Whenever I get a new book to read I flip through it and try to get a feel for it. At first I was feeling like "Blah, whatevs, I don't want to read this." Maybe I was judging it on its size (it's about 8"x6"?), so I put it down to come back to it later.
After looking at a few other books, I flipped through again. I saw that there's a monthly review about Kemp's personal balcony and I thought that was kind of cool. I was not super stoked to read it but was intrigued.
The other night, I laid down and decided to actually try and read this book. My initial impression of the book was pretty spot on, I didn't want to read it. However, the first big of the book was pretty interesting, however, once I got to the monthly break down section (the bulk of the book), I lose interest and didn't want to continue with it. I tried to keep myself engaged by flipping to the June section (the instructions stated that you should flip to whatever month you're in currently - but honestly? Needing instructions on how to operate a book is kinda silly!).
The first 29 pages have a wealth of information that was able to keep me interested. I hit the monthly section after that and it started with November! For some reason that really bothered me a lot and I guess it would be a personal (and OCD?) preference for it to start at the beginning of the growing season or at the beginning of the year. I believe that because of the abrupt change in format of how information was shared threw me off and I became uninterested.

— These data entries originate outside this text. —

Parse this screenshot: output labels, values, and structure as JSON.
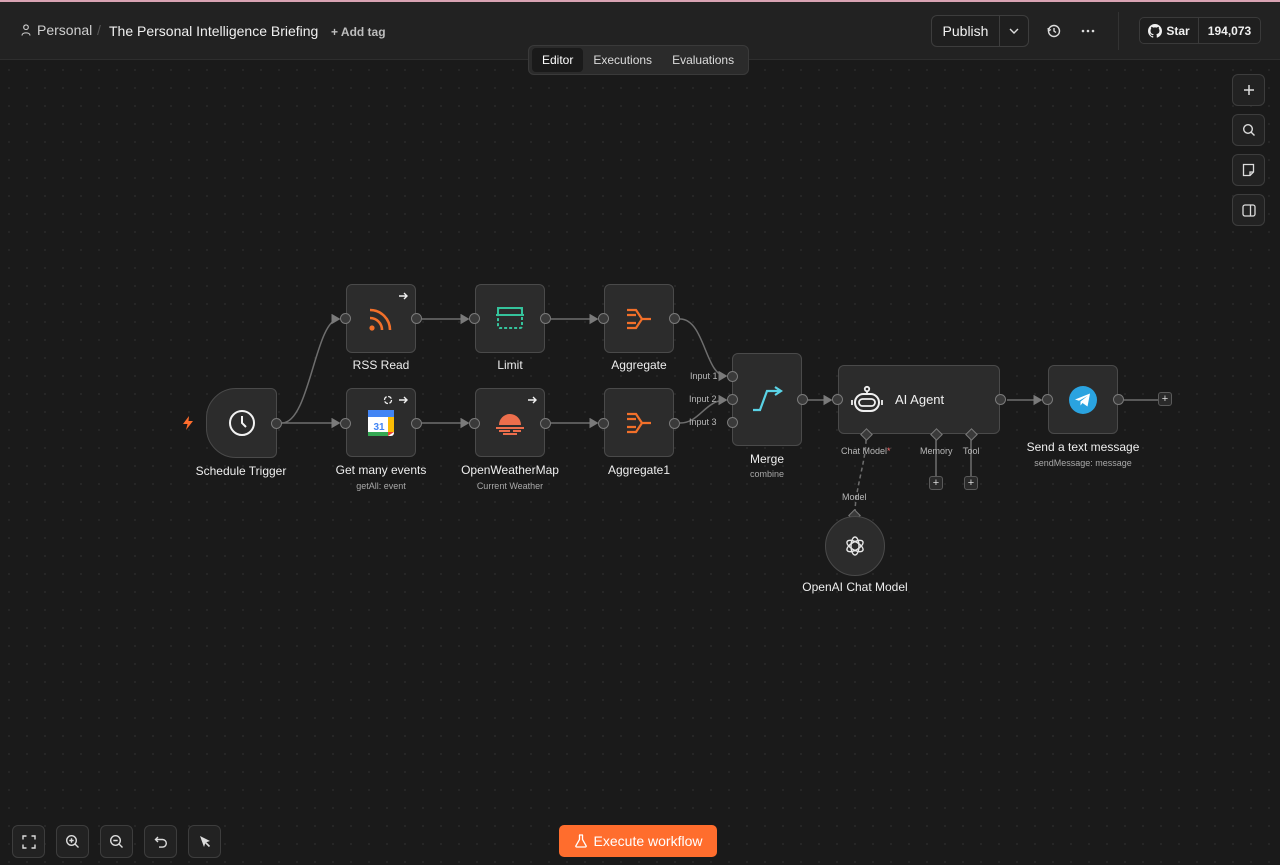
{
  "header": {
    "project": "Personal",
    "separator": "/",
    "workflow_title": "The Personal Intelligence Briefing",
    "add_tag": "+ Add tag",
    "publish_label": "Publish",
    "github_star": "Star",
    "github_count": "194,073"
  },
  "tabs": [
    "Editor",
    "Executions",
    "Evaluations"
  ],
  "active_tab": "Editor",
  "nodes": {
    "schedule": {
      "label": "Schedule Trigger"
    },
    "rss": {
      "label": "RSS Read"
    },
    "limit": {
      "label": "Limit"
    },
    "aggregate": {
      "label": "Aggregate"
    },
    "events": {
      "label": "Get many events",
      "sub": "getAll: event",
      "icon_text": "31"
    },
    "weather": {
      "label": "OpenWeatherMap",
      "sub": "Current Weather"
    },
    "aggregate1": {
      "label": "Aggregate1"
    },
    "merge": {
      "label": "Merge",
      "sub": "combine",
      "inputs": [
        "Input 1",
        "Input 2",
        "Input 3"
      ]
    },
    "agent": {
      "label": "AI Agent",
      "ports": [
        "Chat Model",
        "Memory",
        "Tool"
      ],
      "required_mark": "*"
    },
    "telegram": {
      "label": "Send a text message",
      "sub": "sendMessage: message"
    },
    "openai": {
      "label": "OpenAI Chat Model",
      "port_label": "Model"
    }
  },
  "execute_label": "Execute workflow",
  "colors": {
    "accent": "#ff6d2d",
    "rss": "#f2702a",
    "limit": "#35c39c",
    "merge": "#5ad3e6",
    "telegram": "#2aa3e0",
    "trigger": "#ff6d2d"
  }
}
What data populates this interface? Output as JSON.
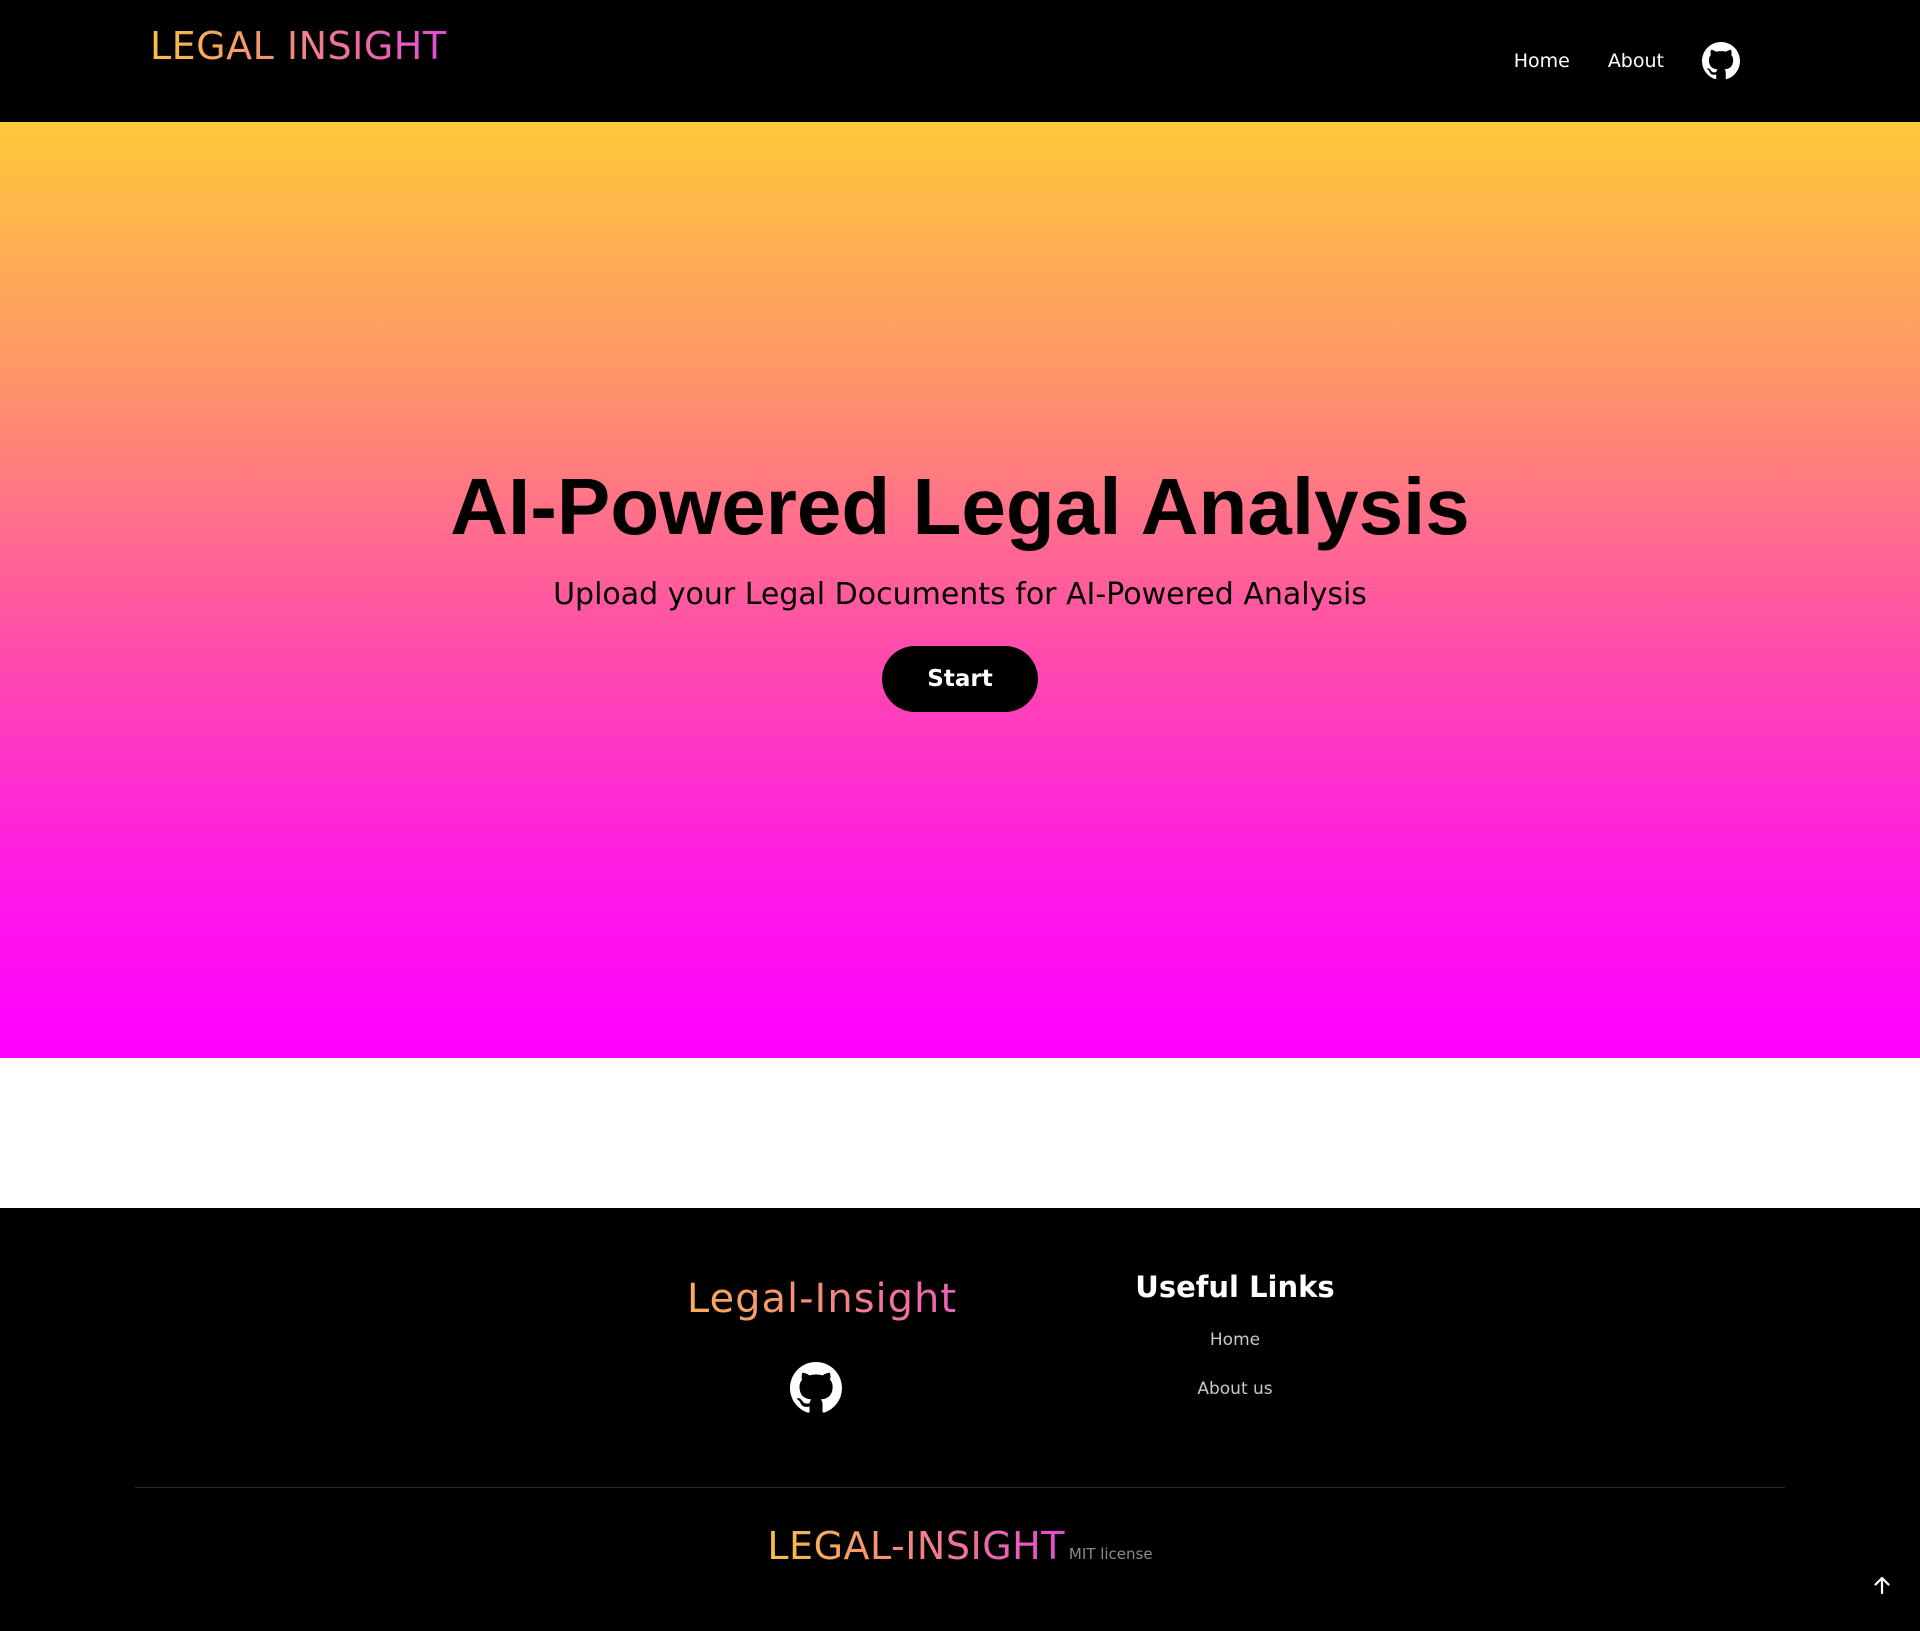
{
  "header": {
    "brand": "LEGAL INSIGHT",
    "nav": [
      {
        "label": "Home"
      },
      {
        "label": "About"
      }
    ],
    "github_icon": "github-icon"
  },
  "hero": {
    "title": "AI-Powered Legal Analysis",
    "subtitle": "Upload your Legal Documents for AI-Powered Analysis",
    "start_label": "Start"
  },
  "footer": {
    "brand": "Legal-Insight",
    "github_icon": "github-icon",
    "links_title": "Useful Links",
    "links": [
      {
        "label": "Home"
      },
      {
        "label": "About us"
      }
    ],
    "bottom_brand": "LEGAL-INSIGHT",
    "license": "MIT license",
    "back_to_top_icon": "arrow-up-icon"
  },
  "colors": {
    "header_bg": "#000000",
    "gradient_top": "#ffc83a",
    "gradient_bottom": "#ff00ff",
    "brand_gradient_start": "#f7c14a",
    "brand_gradient_end": "#e44bd8",
    "button_bg": "#000000"
  }
}
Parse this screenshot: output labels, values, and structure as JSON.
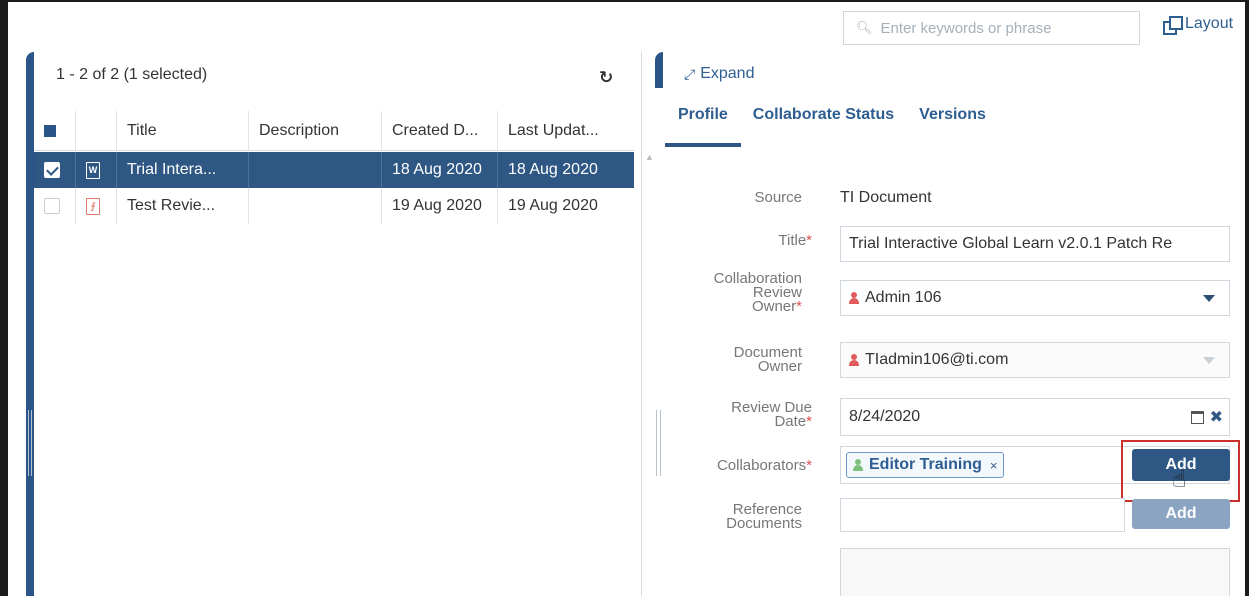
{
  "topbar": {
    "search_placeholder": "Enter keywords or phrase",
    "layout_label": "Layout"
  },
  "list": {
    "count_label": "1 - 2 of 2 (1 selected)",
    "columns": [
      "Title",
      "Description",
      "Created D...",
      "Last Updat..."
    ],
    "rows": [
      {
        "selected": true,
        "file_type": "word",
        "title": "Trial Intera...",
        "description": "",
        "created": "18 Aug 2020",
        "updated": "18 Aug 2020"
      },
      {
        "selected": false,
        "file_type": "pdf",
        "title": "Test Revie...",
        "description": "",
        "created": "19 Aug 2020",
        "updated": "19 Aug 2020"
      }
    ]
  },
  "detail": {
    "expand_label": "Expand",
    "tabs": [
      "Profile",
      "Collaborate Status",
      "Versions"
    ],
    "active_tab": "Profile",
    "source_label": "Source",
    "source_value": "TI Document",
    "title_label": "Title",
    "title_value": "Trial Interactive Global Learn v2.0.1 Patch Re",
    "owner_label_1": "Collaboration",
    "owner_label_2": "Review",
    "owner_label_3": "Owner",
    "owner_value": "Admin 106",
    "doc_owner_label_1": "Document",
    "doc_owner_label_2": "Owner",
    "doc_owner_value": "TIadmin106@ti.com",
    "due_label_1": "Review Due",
    "due_label_2": "Date",
    "due_value": "8/24/2020",
    "collab_label": "Collaborators",
    "collab_tag": "Editor Training",
    "tag_remove": "×",
    "clear_symbol": "✖",
    "add_label": "Add",
    "ref_label_1": "Reference",
    "ref_label_2": "Documents",
    "ref_add_label": "Add",
    "required_mark": "*"
  },
  "colors": {
    "accent": "#2e5784",
    "link": "#2e5e91",
    "required": "#d9534f",
    "highlight": "#c9302c"
  }
}
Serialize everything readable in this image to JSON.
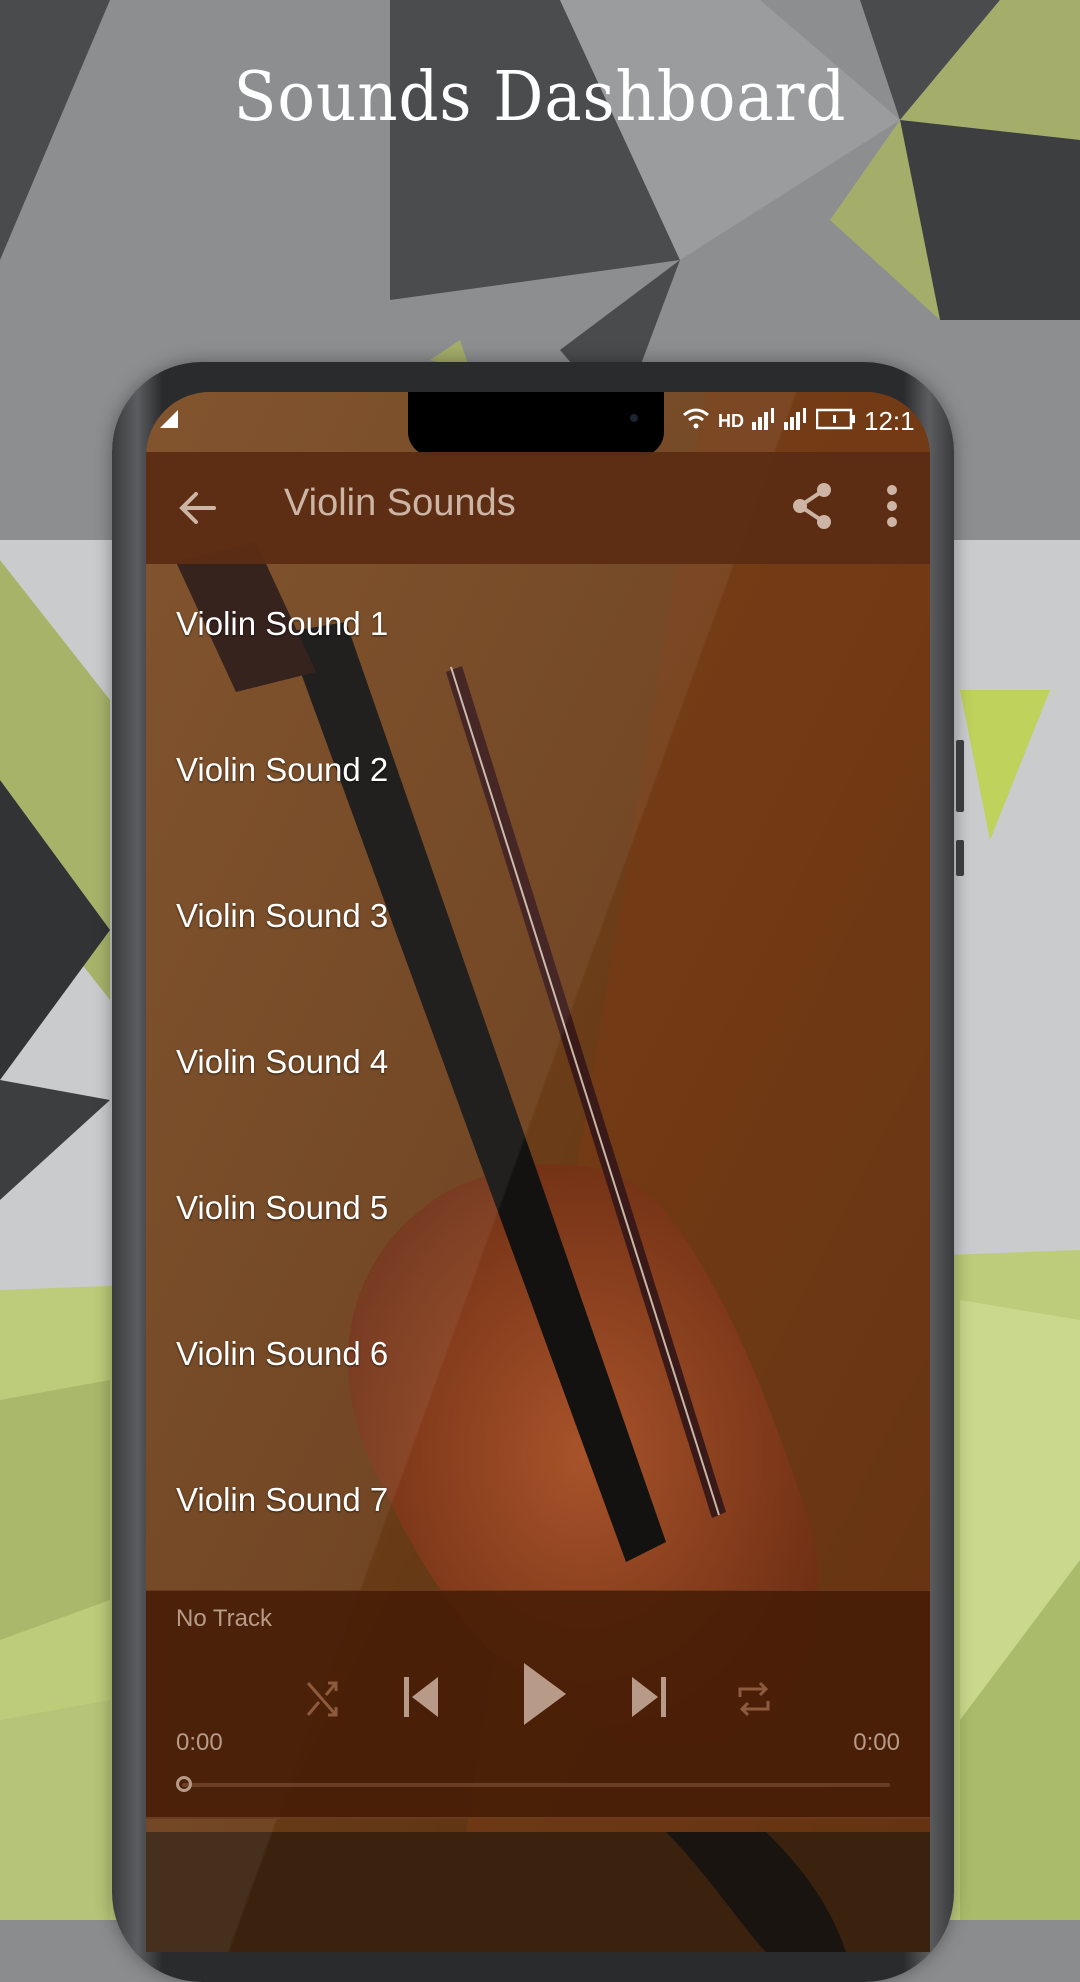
{
  "promo": {
    "headline": "Sounds Dashboard"
  },
  "status_bar": {
    "time": "12:1",
    "icons": [
      "image-icon",
      "wifi-icon",
      "hd-call-icon",
      "signal-icon",
      "signal-icon",
      "battery-icon"
    ]
  },
  "app_bar": {
    "title": "Violin Sounds",
    "back_icon": "arrow-left-icon",
    "share_icon": "share-icon",
    "more_icon": "more-vertical-icon"
  },
  "sound_list": {
    "items": [
      {
        "label": "Violin Sound 1"
      },
      {
        "label": "Violin Sound 2"
      },
      {
        "label": "Violin Sound 3"
      },
      {
        "label": "Violin Sound 4"
      },
      {
        "label": "Violin Sound 5"
      },
      {
        "label": "Violin Sound 6"
      },
      {
        "label": "Violin Sound 7"
      }
    ]
  },
  "player": {
    "track_title": "No Track",
    "elapsed": "0:00",
    "duration": "0:00",
    "progress": 0,
    "controls": [
      "shuffle-icon",
      "skip-previous-icon",
      "play-icon",
      "skip-next-icon",
      "repeat-icon"
    ]
  },
  "colors": {
    "app_bar": "#5c2d14",
    "player_bg": "#461c06",
    "muted_text": "#b79a88",
    "title_text": "#cdb5a6"
  }
}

I do not think that this is a good book to pick up and expect to read the whole thing. If one really did want to read this book then they should purchase a copy for themselves (I borrowed from the library). I say this because of the monthly format, which as I said, is the bulk of the book. I personally would prefer to have it available all the time for reference, vs reading it once.
I didn't really look too deep into the monthly section but it does seem to have tid-bits of good information. However, from what I can tell, it wouldn't be too detailed and one would have to do some outside research on whatever topic they were interested in. To get a better idea of the monthly section I randomly flipped to October. She writes and lists "Plants still alive and growing", "seeds and cuttings", and also "Things to do in October". These all seem as though they're little excerpts from her personal garden journal. Within the October section she goes into some detail about the end of the gardening season, tiding out your seed collection, succession sowing through October, getting out the cold frame, and lastly, useful weeds (listing a few).
Kemp also has a section where in each month she has a "Herb of the Month" area. For the month of October, it's ginger. It talks about growing it, culinary uses, and medicinal uses of ginger.
Flipping through some more showed some DIY How-Tos of building some things for yourself like a "Plastic bottle self watering container" and a "Florist's tub self-watering container.
As a nit-picker, I did notice a mistype somewhere of them typing "therer", where it should have been just "there". Not a big deal, but, I still remember it, even after writing this whole review.
Overall, I don't think I would personally purchase this book. However, if given to me, I would read it for each month needed, for a little bit of what-to-expect information. I wouldn't say that this book couldn't be helpful to another person or a beginning gardener, who was also interested in having a permaculture influence in your rental area where you don't want to or can't make any permanent changes. Pots are perfect for such a situation and I think this could give you a little insight to get started and figure out what you need to research further!
Disclosure: I am a participant in the Amazon Services LLC Associates Program, an affiliate advertising program designed to provide a means for sites to earn advertising fees by advertising and linking to Amazon.com.
I'm Adrienne! Stay tuned for my adventures in beginning homesteading.
Adrienne is a participant in the Amazon Services LLC Associates Program, an affiliate advertising program designed to provide a means for sites to earn advertising fees by advertising and linking to Amazon.com.